▸ EXERCISE:
Set down the full data below exactly as given, please.

▸ RECORD SET:
###

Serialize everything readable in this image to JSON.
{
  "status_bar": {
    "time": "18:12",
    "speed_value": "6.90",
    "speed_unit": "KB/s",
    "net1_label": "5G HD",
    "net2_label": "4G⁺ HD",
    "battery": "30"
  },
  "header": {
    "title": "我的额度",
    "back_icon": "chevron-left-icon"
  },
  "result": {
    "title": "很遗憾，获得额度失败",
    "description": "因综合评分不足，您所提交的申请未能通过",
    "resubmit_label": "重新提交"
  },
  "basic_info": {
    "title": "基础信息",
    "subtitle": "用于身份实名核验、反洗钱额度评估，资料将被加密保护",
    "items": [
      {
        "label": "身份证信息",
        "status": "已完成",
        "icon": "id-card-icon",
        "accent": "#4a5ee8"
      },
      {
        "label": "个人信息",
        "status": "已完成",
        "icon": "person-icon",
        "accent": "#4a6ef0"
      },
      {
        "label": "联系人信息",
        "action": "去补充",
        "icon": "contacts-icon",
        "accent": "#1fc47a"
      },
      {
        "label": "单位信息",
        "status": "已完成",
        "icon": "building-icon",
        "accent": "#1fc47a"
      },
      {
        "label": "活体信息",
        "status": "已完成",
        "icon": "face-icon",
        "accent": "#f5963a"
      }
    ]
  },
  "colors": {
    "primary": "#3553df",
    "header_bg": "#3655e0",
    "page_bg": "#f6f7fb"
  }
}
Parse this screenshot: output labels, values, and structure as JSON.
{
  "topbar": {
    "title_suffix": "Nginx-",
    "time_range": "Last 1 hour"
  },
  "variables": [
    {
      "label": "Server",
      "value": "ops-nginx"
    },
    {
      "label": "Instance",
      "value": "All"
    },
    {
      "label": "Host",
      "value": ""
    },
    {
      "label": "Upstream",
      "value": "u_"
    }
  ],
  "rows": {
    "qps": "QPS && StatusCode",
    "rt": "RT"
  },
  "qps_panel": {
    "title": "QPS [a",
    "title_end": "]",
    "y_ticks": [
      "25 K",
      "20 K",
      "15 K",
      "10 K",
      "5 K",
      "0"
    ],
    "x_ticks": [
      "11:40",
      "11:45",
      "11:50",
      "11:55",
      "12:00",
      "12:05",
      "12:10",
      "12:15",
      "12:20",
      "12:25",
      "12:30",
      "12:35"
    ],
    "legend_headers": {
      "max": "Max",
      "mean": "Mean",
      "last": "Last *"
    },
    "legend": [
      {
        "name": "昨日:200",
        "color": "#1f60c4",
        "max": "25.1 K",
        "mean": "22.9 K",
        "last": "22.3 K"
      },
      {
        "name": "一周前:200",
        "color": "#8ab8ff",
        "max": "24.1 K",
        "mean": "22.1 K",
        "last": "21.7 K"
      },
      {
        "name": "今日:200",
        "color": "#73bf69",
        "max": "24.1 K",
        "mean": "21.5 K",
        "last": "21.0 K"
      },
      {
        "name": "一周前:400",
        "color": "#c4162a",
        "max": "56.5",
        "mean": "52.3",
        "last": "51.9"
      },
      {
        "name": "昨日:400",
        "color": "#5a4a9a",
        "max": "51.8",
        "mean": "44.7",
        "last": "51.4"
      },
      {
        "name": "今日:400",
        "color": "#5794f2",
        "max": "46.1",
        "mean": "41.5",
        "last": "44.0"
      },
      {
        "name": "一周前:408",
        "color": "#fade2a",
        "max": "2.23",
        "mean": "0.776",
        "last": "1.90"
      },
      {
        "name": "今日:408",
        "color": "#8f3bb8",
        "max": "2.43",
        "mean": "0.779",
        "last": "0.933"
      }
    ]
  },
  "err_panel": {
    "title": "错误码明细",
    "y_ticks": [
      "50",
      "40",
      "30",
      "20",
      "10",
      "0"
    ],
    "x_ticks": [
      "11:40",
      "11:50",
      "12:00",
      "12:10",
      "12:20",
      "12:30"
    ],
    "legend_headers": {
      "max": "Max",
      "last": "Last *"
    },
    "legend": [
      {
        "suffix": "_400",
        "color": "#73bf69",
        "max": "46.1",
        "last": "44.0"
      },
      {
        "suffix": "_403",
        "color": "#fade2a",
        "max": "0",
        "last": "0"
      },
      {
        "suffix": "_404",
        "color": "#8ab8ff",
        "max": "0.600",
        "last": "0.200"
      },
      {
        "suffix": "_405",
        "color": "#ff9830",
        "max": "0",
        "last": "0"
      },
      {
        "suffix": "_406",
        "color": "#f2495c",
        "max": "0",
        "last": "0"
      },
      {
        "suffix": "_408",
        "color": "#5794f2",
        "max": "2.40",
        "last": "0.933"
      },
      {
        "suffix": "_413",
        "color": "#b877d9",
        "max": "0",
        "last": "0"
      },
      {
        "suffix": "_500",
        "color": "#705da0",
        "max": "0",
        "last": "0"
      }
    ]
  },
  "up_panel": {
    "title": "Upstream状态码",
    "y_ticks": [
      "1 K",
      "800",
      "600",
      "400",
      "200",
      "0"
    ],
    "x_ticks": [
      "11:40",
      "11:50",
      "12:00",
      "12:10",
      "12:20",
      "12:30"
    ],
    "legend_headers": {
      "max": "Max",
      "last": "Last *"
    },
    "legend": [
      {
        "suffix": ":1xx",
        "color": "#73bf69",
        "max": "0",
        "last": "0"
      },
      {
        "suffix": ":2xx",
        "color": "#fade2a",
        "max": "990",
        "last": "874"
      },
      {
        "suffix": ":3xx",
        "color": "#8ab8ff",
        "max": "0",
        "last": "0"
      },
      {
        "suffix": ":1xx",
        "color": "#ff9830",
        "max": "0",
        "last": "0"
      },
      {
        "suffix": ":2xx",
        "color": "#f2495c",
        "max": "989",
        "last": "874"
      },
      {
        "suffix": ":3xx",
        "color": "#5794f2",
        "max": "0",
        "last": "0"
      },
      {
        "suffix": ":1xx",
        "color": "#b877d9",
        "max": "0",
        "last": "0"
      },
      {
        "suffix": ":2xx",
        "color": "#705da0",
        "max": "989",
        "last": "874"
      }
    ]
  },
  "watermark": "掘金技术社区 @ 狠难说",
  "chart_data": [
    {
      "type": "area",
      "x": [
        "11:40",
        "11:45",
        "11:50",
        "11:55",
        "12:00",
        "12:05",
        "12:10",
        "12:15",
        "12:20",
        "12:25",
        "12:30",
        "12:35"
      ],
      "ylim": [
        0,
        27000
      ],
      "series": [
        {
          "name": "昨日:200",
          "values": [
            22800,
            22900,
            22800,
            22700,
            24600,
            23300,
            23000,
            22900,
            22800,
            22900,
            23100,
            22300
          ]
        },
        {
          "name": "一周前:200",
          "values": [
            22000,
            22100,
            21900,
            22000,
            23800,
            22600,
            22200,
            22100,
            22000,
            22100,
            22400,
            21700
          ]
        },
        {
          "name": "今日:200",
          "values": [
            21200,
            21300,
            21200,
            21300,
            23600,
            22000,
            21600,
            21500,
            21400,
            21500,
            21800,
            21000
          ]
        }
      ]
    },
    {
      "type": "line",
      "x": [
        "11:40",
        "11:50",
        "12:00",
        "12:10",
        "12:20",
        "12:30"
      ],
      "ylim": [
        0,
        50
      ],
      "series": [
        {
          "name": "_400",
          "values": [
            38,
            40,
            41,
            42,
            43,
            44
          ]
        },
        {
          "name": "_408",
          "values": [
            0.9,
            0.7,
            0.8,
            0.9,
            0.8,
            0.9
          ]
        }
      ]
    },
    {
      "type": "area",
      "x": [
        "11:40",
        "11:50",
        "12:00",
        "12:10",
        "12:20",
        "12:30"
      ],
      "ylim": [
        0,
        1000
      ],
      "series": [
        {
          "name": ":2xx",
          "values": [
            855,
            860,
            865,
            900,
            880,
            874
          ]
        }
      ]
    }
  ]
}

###

▸ OUTPUT BELOW:
Serialize everything readable in this image to JSON.
{
  "status_bar": {
    "time": "18:12",
    "speed_value": "6.90",
    "speed_unit": "KB/s",
    "net1_label": "5G HD",
    "net2_label": "4G⁺ HD",
    "battery": "30"
  },
  "header": {
    "title": "我的额度",
    "back_icon": "chevron-left-icon"
  },
  "result": {
    "title": "很遗憾，获得额度失败",
    "description": "因综合评分不足，您所提交的申请未能通过",
    "resubmit_label": "重新提交"
  },
  "basic_info": {
    "title": "基础信息",
    "subtitle": "用于身份实名核验、反洗钱额度评估，资料将被加密保护",
    "items": [
      {
        "label": "身份证信息",
        "status": "已完成",
        "icon": "id-card-icon",
        "accent": "#4a5ee8"
      },
      {
        "label": "个人信息",
        "status": "已完成",
        "icon": "person-icon",
        "accent": "#4a6ef0"
      },
      {
        "label": "联系人信息",
        "action": "去补充",
        "icon": "contacts-icon",
        "accent": "#1fc47a"
      },
      {
        "label": "单位信息",
        "status": "已完成",
        "icon": "building-icon",
        "accent": "#1fc47a"
      },
      {
        "label": "活体信息",
        "status": "已完成",
        "icon": "face-icon",
        "accent": "#f5963a"
      }
    ]
  },
  "colors": {
    "primary": "#3553df",
    "header_bg": "#3655e0",
    "page_bg": "#f6f7fb"
  }
}
Parse this screenshot: output labels, values, and structure as JSON.
{
  "topbar": {
    "title_suffix": "Nginx-",
    "time_range": "Last 1 hour"
  },
  "variables": [
    {
      "label": "Server",
      "value": "ops-nginx"
    },
    {
      "label": "Instance",
      "value": "All"
    },
    {
      "label": "Host",
      "value": ""
    },
    {
      "label": "Upstream",
      "value": "u_"
    }
  ],
  "rows": {
    "qps": "QPS && StatusCode",
    "rt": "RT"
  },
  "qps_panel": {
    "title": "QPS [a",
    "title_end": "]",
    "y_ticks": [
      "25 K",
      "20 K",
      "15 K",
      "10 K",
      "5 K",
      "0"
    ],
    "x_ticks": [
      "11:40",
      "11:45",
      "11:50",
      "11:55",
      "12:00",
      "12:05",
      "12:10",
      "12:15",
      "12:20",
      "12:25",
      "12:30",
      "12:35"
    ],
    "legend_headers": {
      "max": "Max",
      "mean": "Mean",
      "last": "Last *"
    },
    "legend": [
      {
        "name": "昨日:200",
        "color": "#1f60c4",
        "max": "25.1 K",
        "mean": "22.9 K",
        "last": "22.3 K"
      },
      {
        "name": "一周前:200",
        "color": "#8ab8ff",
        "max": "24.1 K",
        "mean": "22.1 K",
        "last": "21.7 K"
      },
      {
        "name": "今日:200",
        "color": "#73bf69",
        "max": "24.1 K",
        "mean": "21.5 K",
        "last": "21.0 K"
      },
      {
        "name": "一周前:400",
        "color": "#c4162a",
        "max": "56.5",
        "mean": "52.3",
        "last": "51.9"
      },
      {
        "name": "昨日:400",
        "color": "#5a4a9a",
        "max": "51.8",
        "mean": "44.7",
        "last": "51.4"
      },
      {
        "name": "今日:400",
        "color": "#5794f2",
        "max": "46.1",
        "mean": "41.5",
        "last": "44.0"
      },
      {
        "name": "一周前:408",
        "color": "#fade2a",
        "max": "2.23",
        "mean": "0.776",
        "last": "1.90"
      },
      {
        "name": "今日:408",
        "color": "#8f3bb8",
        "max": "2.43",
        "mean": "0.779",
        "last": "0.933"
      }
    ]
  },
  "err_panel": {
    "title": "错误码明细",
    "y_ticks": [
      "50",
      "40",
      "30",
      "20",
      "10",
      "0"
    ],
    "x_ticks": [
      "11:40",
      "11:50",
      "12:00",
      "12:10",
      "12:20",
      "12:30"
    ],
    "legend_headers": {
      "max": "Max",
      "last": "Last *"
    },
    "legend": [
      {
        "suffix": "_400",
        "color": "#73bf69",
        "max": "46.1",
        "last": "44.0"
      },
      {
        "suffix": "_403",
        "color": "#fade2a",
        "max": "0",
        "last": "0"
      },
      {
        "suffix": "_404",
        "color": "#8ab8ff",
        "max": "0.600",
        "last": "0.200"
      },
      {
        "suffix": "_405",
        "color": "#ff9830",
        "max": "0",
        "last": "0"
      },
      {
        "suffix": "_406",
        "color": "#f2495c",
        "max": "0",
        "last": "0"
      },
      {
        "suffix": "_408",
        "color": "#5794f2",
        "max": "2.40",
        "last": "0.933"
      },
      {
        "suffix": "_413",
        "color": "#b877d9",
        "max": "0",
        "last": "0"
      },
      {
        "suffix": "_500",
        "color": "#705da0",
        "max": "0",
        "last": "0"
      }
    ]
  },
  "up_panel": {
    "title": "Upstream状态码",
    "y_ticks": [
      "1 K",
      "800",
      "600",
      "400",
      "200",
      "0"
    ],
    "x_ticks": [
      "11:40",
      "11:50",
      "12:00",
      "12:10",
      "12:20",
      "12:30"
    ],
    "legend_headers": {
      "max": "Max",
      "last": "Last *"
    },
    "legend": [
      {
        "suffix": ":1xx",
        "color": "#73bf69",
        "max": "0",
        "last": "0"
      },
      {
        "suffix": ":2xx",
        "color": "#fade2a",
        "max": "990",
        "last": "874"
      },
      {
        "suffix": ":3xx",
        "color": "#8ab8ff",
        "max": "0",
        "last": "0"
      },
      {
        "suffix": ":1xx",
        "color": "#ff9830",
        "max": "0",
        "last": "0"
      },
      {
        "suffix": ":2xx",
        "color": "#f2495c",
        "max": "989",
        "last": "874"
      },
      {
        "suffix": ":3xx",
        "color": "#5794f2",
        "max": "0",
        "last": "0"
      },
      {
        "suffix": ":1xx",
        "color": "#b877d9",
        "max": "0",
        "last": "0"
      },
      {
        "suffix": ":2xx",
        "color": "#705da0",
        "max": "989",
        "last": "874"
      }
    ]
  },
  "watermark": "掘金技术社区 @ 狠难说",
  "chart_data": [
    {
      "type": "area",
      "x": [
        "11:40",
        "11:45",
        "11:50",
        "11:55",
        "12:00",
        "12:05",
        "12:10",
        "12:15",
        "12:20",
        "12:25",
        "12:30",
        "12:35"
      ],
      "ylim": [
        0,
        27000
      ],
      "series": [
        {
          "name": "昨日:200",
          "values": [
            22800,
            22900,
            22800,
            22700,
            24600,
            23300,
            23000,
            22900,
            22800,
            22900,
            23100,
            22300
          ]
        },
        {
          "name": "一周前:200",
          "values": [
            22000,
            22100,
            21900,
            22000,
            23800,
            22600,
            22200,
            22100,
            22000,
            22100,
            22400,
            21700
          ]
        },
        {
          "name": "今日:200",
          "values": [
            21200,
            21300,
            21200,
            21300,
            23600,
            22000,
            21600,
            21500,
            21400,
            21500,
            21800,
            21000
          ]
        }
      ]
    },
    {
      "type": "line",
      "x": [
        "11:40",
        "11:50",
        "12:00",
        "12:10",
        "12:20",
        "12:30"
      ],
      "ylim": [
        0,
        50
      ],
      "series": [
        {
          "name": "_400",
          "values": [
            38,
            40,
            41,
            42,
            43,
            44
          ]
        },
        {
          "name": "_408",
          "values": [
            0.9,
            0.7,
            0.8,
            0.9,
            0.8,
            0.9
          ]
        }
      ]
    },
    {
      "type": "area",
      "x": [
        "11:40",
        "11:50",
        "12:00",
        "12:10",
        "12:20",
        "12:30"
      ],
      "ylim": [
        0,
        1000
      ],
      "series": [
        {
          "name": ":2xx",
          "values": [
            855,
            860,
            865,
            900,
            880,
            874
          ]
        }
      ]
    }
  ]
}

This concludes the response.